UHC’s Arrival May Lead To Police, Fire Substation

By Jeff Toquinto, NEWS EDITOR

The Bridgeport News, (Thursday, November 13, 2003)

As the possibility that a new United Hospital Center will be built along Jerry Dove Drive grows, so to does the consideration for a new substation that could house units from the city’s fire and police departments.

The addition of the hospital to the northern end of the city, well away from the city’s Main Street fire station, has intensified the city’s consideration for such a facility. But the opening of the hospital alone likely won’t be enough for a new substation, said City Manager Kim Haws.

"This makes it a stronger need," said Haws. "At the same time, it’s going to have to take a combination of the hospital and some serious development at Charles Pointe to warrant and justify that type of expenditure.

Although there have been no formal cost analysis done for a new substation and what it would entail, Haws said it would be a "multi-million dollar expenditure" to build the substation. Even with that price tag, the construction and equipment costs aren’t the biggest concern for the city.

"The construction is one thing, but you have long-term staffing needs," said Haws. "That’s more of a concern because manpower is a cost you will deal with from that point forward. There may be ways to handle some of the construction and equipment costs."

There has been discussion about using some of the B&O money from the hospital development, as well as tax dollars from other development that is likely to take place along Interstate 79, to fund construction of a substation.

Grant monies could be used for equipment and other items, including infrastructure.

"Even then, you’d have to have the development to justify it," said Haws. "The development will determine the service needs. You have to have revenue generated out there to pay for the expanded service. We can do all the planning in the world, but if there’s no revenue being generated out there, then it won’t happen."

The good news is that with the hospital likely going up in the next few years, and development at Charles Pointe looking more certain than ever before, there will be new revenue streams. Eventually, the area could see new additions on the residential front that would also provide dollars to city coffers.

"We know the hospital doesn’t warrant a substation," said Haws. "We do know it pushes us closer to that need."

Fire Chief John Vanlandingham said he believes the day will come when that need arrives. And, he thinks it will be sooner rather than later.

"We’re looking at the possibility for a public safety station for fire and police in a five-year plan," said Vanlandingham. "It would serve the hospital and the Charles Pointe area, but that will be determined by development."
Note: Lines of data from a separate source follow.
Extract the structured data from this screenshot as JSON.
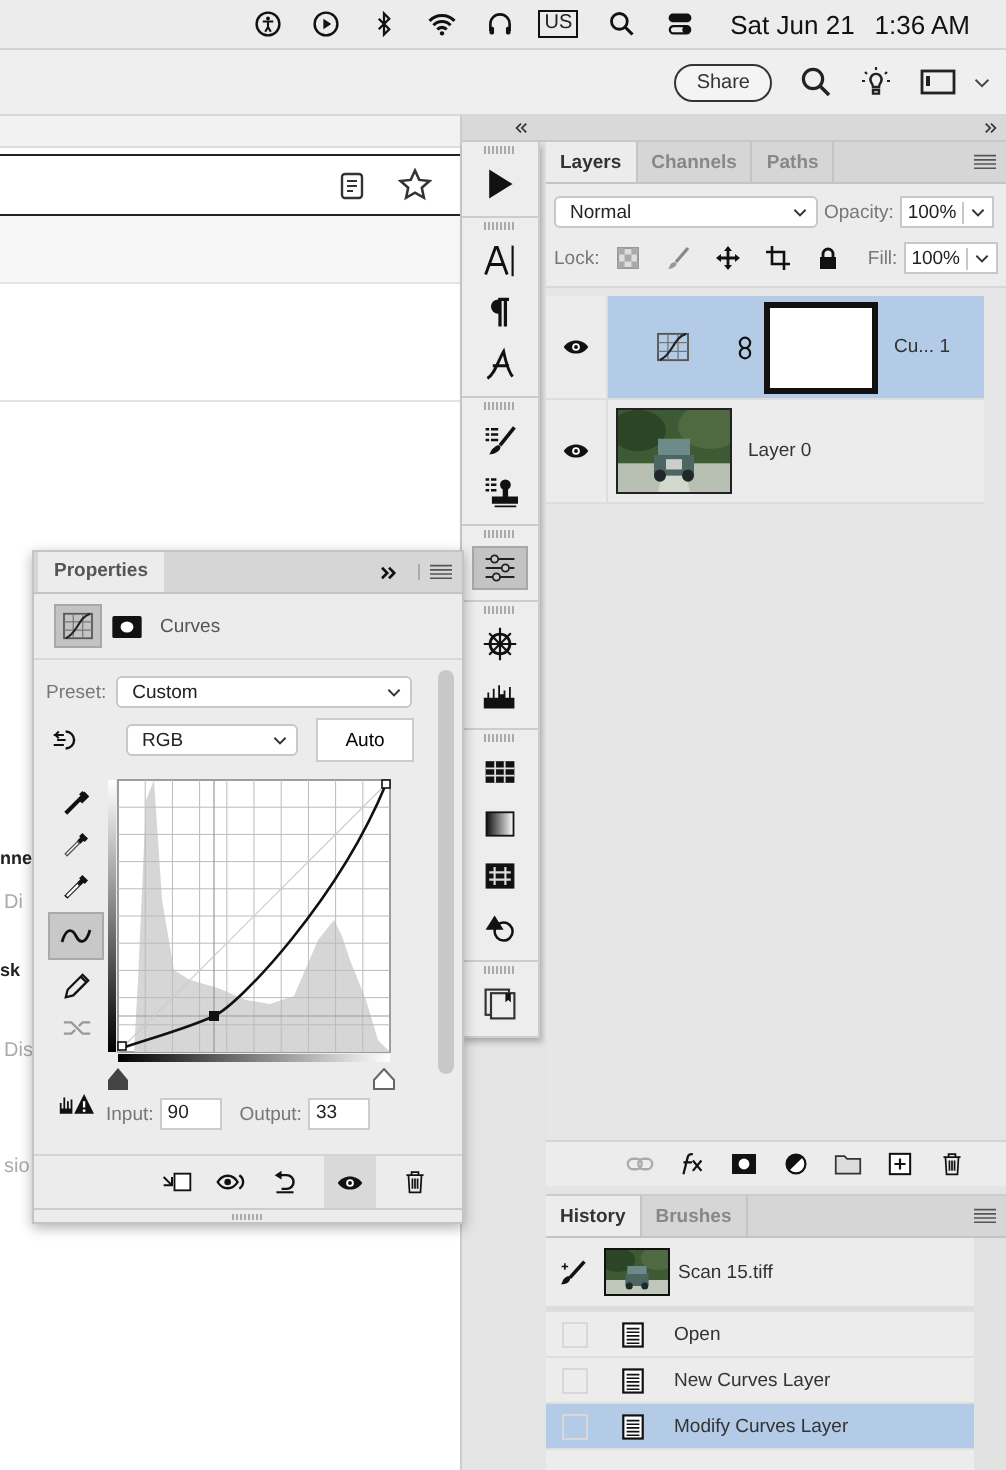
{
  "menu_bar": {
    "input_source": "US",
    "date": "Sat Jun 21",
    "time": "1:36 AM"
  },
  "browser": {
    "share_button": "Share",
    "page_fragments": [
      {
        "text": "nne",
        "kind": "heading"
      },
      {
        "text": "Di",
        "kind": "muted"
      },
      {
        "text": "sk",
        "kind": "heading"
      },
      {
        "text": "Dis",
        "kind": "muted"
      },
      {
        "text": "sio",
        "kind": "muted"
      }
    ]
  },
  "tool_groups": [
    {
      "tools": [
        {
          "kind": "play",
          "selected": false
        }
      ]
    },
    {
      "tools": [
        {
          "kind": "character",
          "selected": false
        },
        {
          "kind": "paragraph",
          "selected": false
        },
        {
          "kind": "glyphs",
          "selected": false
        }
      ]
    },
    {
      "tools": [
        {
          "kind": "brush-list",
          "selected": false
        },
        {
          "kind": "stamp-list",
          "selected": false
        }
      ]
    },
    {
      "tools": [
        {
          "kind": "adjustments",
          "selected": true
        }
      ]
    },
    {
      "tools": [
        {
          "kind": "navigator",
          "selected": false
        },
        {
          "kind": "histogram",
          "selected": false
        }
      ]
    },
    {
      "tools": [
        {
          "kind": "swatches",
          "selected": false
        },
        {
          "kind": "gradient",
          "selected": false
        },
        {
          "kind": "patterns",
          "selected": false
        },
        {
          "kind": "shapes",
          "selected": false
        }
      ]
    },
    {
      "tools": [
        {
          "kind": "libraries",
          "selected": false
        }
      ]
    }
  ],
  "layers_panel": {
    "tabs": [
      {
        "label": "Layers",
        "selected": true
      },
      {
        "label": "Channels",
        "selected": false
      },
      {
        "label": "Paths",
        "selected": false
      }
    ],
    "blend_mode": "Normal",
    "opacity_label": "Opacity:",
    "opacity": "100%",
    "lock_label": "Lock:",
    "fill_label": "Fill:",
    "fill": "100%",
    "layers": [
      {
        "name": "Cu... 1",
        "kind": "adjustment",
        "selected": true,
        "visible": true
      },
      {
        "name": "Layer 0",
        "selected": false,
        "visible": true
      }
    ]
  },
  "history_panel": {
    "tabs": [
      {
        "label": "History",
        "selected": true
      },
      {
        "label": "Brushes",
        "selected": false
      }
    ],
    "snapshot": "Scan 15.tiff",
    "states": [
      {
        "label": "Open",
        "selected": false
      },
      {
        "label": "New Curves Layer",
        "selected": false
      },
      {
        "label": "Modify Curves Layer",
        "selected": true
      }
    ]
  },
  "properties_panel": {
    "title": "Properties",
    "adjustment": "Curves",
    "preset_label": "Preset:",
    "preset": "Custom",
    "channel": "RGB",
    "auto_button": "Auto",
    "input_label": "Input:",
    "input": "90",
    "output_label": "Output:",
    "output": "33"
  }
}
A total build out of the Charles Pointe area, along with additional acreage around the hospital site, would double the fire department’s current call volume, the chief said.

"In all likelihood, half of the calls would be right there," said Vanlandingham. "That, though is looking at it from the point that everything planned for that area will take place. Whether or not that happens is unknown, but we at least have to consider that it will for planning purposes."

Vanlandingham said it makes sense to put police and fire in the same building. In the past, talk focuses on a fire substation. Now, those involved think it’s important to have both in that area of the city if feasible.

"You’d have to have a structured analysis to make those decisions with input from every level, including the public," said Haws. "The good news is that we have a nice window of time to start looking at what to do in the event development comes and revenue follows it to the point where we can justify the expenditure."

The window Haws is referring to is the time before UHC actually opens for business. UHC officials said an actual completion for construction could still be as many as five years away.